Robert Rahal: The Shape of Life
After exploring many avenues throughout his lifetime, Robert Rahal took a step back to gain perspective on what it all meant. Leaving a more conventional professional life in the balance, Rahal decided to pursue his passion and tap into the artist within. It was merely 5 years ago that Rahal first touched brush to canvas, but it’s safe to say that the paintbrush has not stopped stroking ever since. Expressing his inner thoughts and feelings in circular form, Rahal’s art is born from an attempt to find freedom within the boundaries of his own inner world.
Producing art that expresses the primal life qualities is what gives essence to Robert Rahal’s work. Through abstract expressionism, he portrays his non-conformity as well as his affinity toward freedom with each perfectly manipulated brushstroke. “When I paint it makes me feel good. Manipulating the paintbrush and feeling it glide across the canvas is where I take solace,” Rahal describes. The refined lines alongside absolute symmetry exposes Rahal’s anxiety and feelings about maintaining control. In juxtaposition, the colours he plays with offer a sense of playfulness and carefree attitude. “My life is the canvas, the outer edges. It’s controlled and provides boundaries,” Rahal explains. “The circle is me, it shows how unfree I feel, but the colour is where I can push myself out of that comfort zone.”
Representation and Life
Appreciating art for art’s sake is to understand the process of creation in the first place. The dynamism and movement behind painting in circular motion is the emotion that can be felt when standing before one of Rahal’s paintings. The intention behind each stroke emanates from the 3-dimensional pieces, and for anyone who has seen one of his paintings in person, it’s hard to deny the visceral feeling that is brought on as a viewer. “Abstract expressionism is gestural and filled with spontaneous emotion. My paintings are actions and they are created with movement,” Rahal explains. “Hopefully they make people feel something, because I feel something when I make them.” Whether it is an organic colour combination or a beyond perfect circular shape symmetrically centered and evenly designed, Rahal’s pieces represent him and his view of the world as he perceives it. In turn, it begs the viewer to question his or her own place in the world.
Finding Success in Today’s Art World
Reconciling the life of an artist with the reality of making a living, every artist in this day and age must be his or her own entrepreneur.
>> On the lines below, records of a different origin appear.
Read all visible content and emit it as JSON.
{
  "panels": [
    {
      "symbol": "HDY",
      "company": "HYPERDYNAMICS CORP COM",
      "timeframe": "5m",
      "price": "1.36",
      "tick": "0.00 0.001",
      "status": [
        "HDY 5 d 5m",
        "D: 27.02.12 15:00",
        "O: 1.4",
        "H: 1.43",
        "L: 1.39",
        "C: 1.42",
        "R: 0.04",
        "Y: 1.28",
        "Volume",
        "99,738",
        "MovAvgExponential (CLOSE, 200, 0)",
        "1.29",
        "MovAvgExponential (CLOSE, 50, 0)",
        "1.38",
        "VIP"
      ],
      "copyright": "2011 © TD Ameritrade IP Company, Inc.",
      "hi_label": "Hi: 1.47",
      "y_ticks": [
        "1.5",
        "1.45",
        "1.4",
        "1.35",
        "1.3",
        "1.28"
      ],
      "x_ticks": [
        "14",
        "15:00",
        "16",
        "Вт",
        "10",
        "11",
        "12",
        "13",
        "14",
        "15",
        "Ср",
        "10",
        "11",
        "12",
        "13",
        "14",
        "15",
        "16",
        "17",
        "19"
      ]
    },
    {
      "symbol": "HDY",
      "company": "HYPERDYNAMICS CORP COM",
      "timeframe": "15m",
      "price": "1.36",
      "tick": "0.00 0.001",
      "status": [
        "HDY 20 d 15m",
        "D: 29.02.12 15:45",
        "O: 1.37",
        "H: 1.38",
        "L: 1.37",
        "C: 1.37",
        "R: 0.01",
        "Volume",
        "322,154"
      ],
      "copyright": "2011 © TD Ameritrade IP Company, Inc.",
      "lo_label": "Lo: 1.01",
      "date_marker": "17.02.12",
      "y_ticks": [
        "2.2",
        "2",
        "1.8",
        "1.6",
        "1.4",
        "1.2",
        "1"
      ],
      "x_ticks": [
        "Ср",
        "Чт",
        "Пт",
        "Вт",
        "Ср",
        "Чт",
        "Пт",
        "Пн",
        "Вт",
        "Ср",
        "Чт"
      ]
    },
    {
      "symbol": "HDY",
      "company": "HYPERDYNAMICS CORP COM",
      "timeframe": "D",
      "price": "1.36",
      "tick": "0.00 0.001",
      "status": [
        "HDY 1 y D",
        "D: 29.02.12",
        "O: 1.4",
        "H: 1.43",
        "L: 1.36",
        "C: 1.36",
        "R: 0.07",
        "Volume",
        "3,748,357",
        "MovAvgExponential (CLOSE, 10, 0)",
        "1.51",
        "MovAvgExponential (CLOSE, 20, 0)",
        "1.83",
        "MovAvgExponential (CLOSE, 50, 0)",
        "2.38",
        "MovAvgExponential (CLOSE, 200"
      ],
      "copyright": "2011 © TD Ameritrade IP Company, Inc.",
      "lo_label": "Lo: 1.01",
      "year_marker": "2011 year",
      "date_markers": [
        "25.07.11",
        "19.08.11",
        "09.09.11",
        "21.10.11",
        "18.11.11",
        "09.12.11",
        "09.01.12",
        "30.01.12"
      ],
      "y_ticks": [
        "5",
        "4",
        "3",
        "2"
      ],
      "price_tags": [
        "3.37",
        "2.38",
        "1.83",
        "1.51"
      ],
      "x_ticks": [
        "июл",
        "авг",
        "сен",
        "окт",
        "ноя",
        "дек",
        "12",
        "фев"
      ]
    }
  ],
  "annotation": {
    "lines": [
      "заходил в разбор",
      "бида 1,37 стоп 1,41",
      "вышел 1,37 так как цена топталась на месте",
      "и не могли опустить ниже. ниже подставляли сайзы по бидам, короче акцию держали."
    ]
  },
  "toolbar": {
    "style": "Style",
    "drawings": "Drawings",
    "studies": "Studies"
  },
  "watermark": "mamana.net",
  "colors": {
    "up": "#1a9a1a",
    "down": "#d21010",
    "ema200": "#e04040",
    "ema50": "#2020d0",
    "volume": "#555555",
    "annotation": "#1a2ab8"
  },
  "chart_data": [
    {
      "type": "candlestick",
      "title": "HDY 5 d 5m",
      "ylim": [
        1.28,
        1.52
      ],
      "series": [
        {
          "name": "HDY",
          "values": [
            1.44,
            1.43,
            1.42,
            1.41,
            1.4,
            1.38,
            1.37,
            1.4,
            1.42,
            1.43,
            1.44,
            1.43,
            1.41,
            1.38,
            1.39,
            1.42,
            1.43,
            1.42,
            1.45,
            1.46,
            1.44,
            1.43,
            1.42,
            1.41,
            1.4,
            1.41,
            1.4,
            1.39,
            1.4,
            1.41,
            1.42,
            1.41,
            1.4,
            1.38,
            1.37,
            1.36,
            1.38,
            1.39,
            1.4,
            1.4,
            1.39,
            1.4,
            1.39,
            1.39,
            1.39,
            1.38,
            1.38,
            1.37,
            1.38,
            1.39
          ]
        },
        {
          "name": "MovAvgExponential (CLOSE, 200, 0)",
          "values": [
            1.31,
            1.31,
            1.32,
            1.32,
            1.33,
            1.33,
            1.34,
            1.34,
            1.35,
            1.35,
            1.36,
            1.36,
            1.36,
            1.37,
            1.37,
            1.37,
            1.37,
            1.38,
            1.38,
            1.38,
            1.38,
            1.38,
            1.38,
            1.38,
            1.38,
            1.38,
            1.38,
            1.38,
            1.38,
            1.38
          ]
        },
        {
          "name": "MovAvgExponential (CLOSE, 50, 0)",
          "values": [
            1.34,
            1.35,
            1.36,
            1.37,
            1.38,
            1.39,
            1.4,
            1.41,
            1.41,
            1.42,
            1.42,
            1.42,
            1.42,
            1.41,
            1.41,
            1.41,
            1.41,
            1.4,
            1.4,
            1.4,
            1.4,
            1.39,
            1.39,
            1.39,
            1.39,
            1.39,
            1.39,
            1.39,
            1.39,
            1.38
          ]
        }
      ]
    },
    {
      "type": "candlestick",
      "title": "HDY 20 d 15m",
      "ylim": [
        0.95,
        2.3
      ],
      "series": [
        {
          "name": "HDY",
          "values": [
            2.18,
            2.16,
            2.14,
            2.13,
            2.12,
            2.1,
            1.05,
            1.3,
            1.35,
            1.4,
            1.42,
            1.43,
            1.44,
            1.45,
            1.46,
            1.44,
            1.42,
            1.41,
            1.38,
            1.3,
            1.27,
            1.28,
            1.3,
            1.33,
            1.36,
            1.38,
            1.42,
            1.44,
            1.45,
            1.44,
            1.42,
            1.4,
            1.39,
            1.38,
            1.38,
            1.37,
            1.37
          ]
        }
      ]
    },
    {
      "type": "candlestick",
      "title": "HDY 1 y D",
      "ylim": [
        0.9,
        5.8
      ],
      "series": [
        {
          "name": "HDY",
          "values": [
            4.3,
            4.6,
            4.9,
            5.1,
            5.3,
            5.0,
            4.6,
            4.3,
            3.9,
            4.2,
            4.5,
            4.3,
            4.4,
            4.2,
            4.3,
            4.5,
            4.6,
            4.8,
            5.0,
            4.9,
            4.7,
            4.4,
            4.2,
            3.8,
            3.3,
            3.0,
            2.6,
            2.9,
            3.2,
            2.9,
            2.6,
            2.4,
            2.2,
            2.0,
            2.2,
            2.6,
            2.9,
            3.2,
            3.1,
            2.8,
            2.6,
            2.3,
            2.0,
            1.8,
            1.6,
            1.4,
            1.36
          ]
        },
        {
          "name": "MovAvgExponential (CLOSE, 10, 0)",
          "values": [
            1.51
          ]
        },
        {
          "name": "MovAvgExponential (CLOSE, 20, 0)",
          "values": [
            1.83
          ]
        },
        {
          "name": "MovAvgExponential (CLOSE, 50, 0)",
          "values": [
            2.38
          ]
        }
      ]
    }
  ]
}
Only a few have been as fortunate as Rahal as to find success so early on as an artist. “I’ve never gone out and hustled my art,” Rahal explains. “Of course, I put myself out there and I’ve had vernissages, but I’ve been in a privileged position in terms of success as an emerging artist.” Rahal has sold pieces at Context Art during Art Basel week in Miami and his art is currently brokered in Boston. Rahal also has local representation and was recently commissioned to create an original piece of art for Raise Your Glass: A Backyard Concert in October 2019 in the Pacific Palisades, benefiting UCLA Health & Teen Cancer America. His piece was an official auction item and was signed by Roger Daltrey and Pete Townsend, of the legendary rock band The Who.
Inspiration Can be Found Everywhere
“The way I approach my art is quite organic. I never have a plan, I just choose a colour and go from there; it’s a lucid experience.” Rahal can stand in a museum for hours in front of a painting, not to contemplate the work itself, but to examine the process by which it was created. “I’m fascinated by the movement in Jackson Pollock’s work. His freedom of expression can be found in paint splatterings and it makes me tingle.” Aspiring to let himself go even more so as to appreciate the possibility of imperfection, Rahal approaches his work with steadfast hands. Committed to creating art as an exploration of both life and what it all means—a very existential plight—, he’s learned that the process is a never-ending experience that is constantly evolving. “I used to have a preconceived notion of what art is supposed to be, but I have discovered that it’s a feeling and I’ve learned to trust my process, because we are all in process after all.”
Text: Alecs Kakon
Photos: © Andrew Nowacki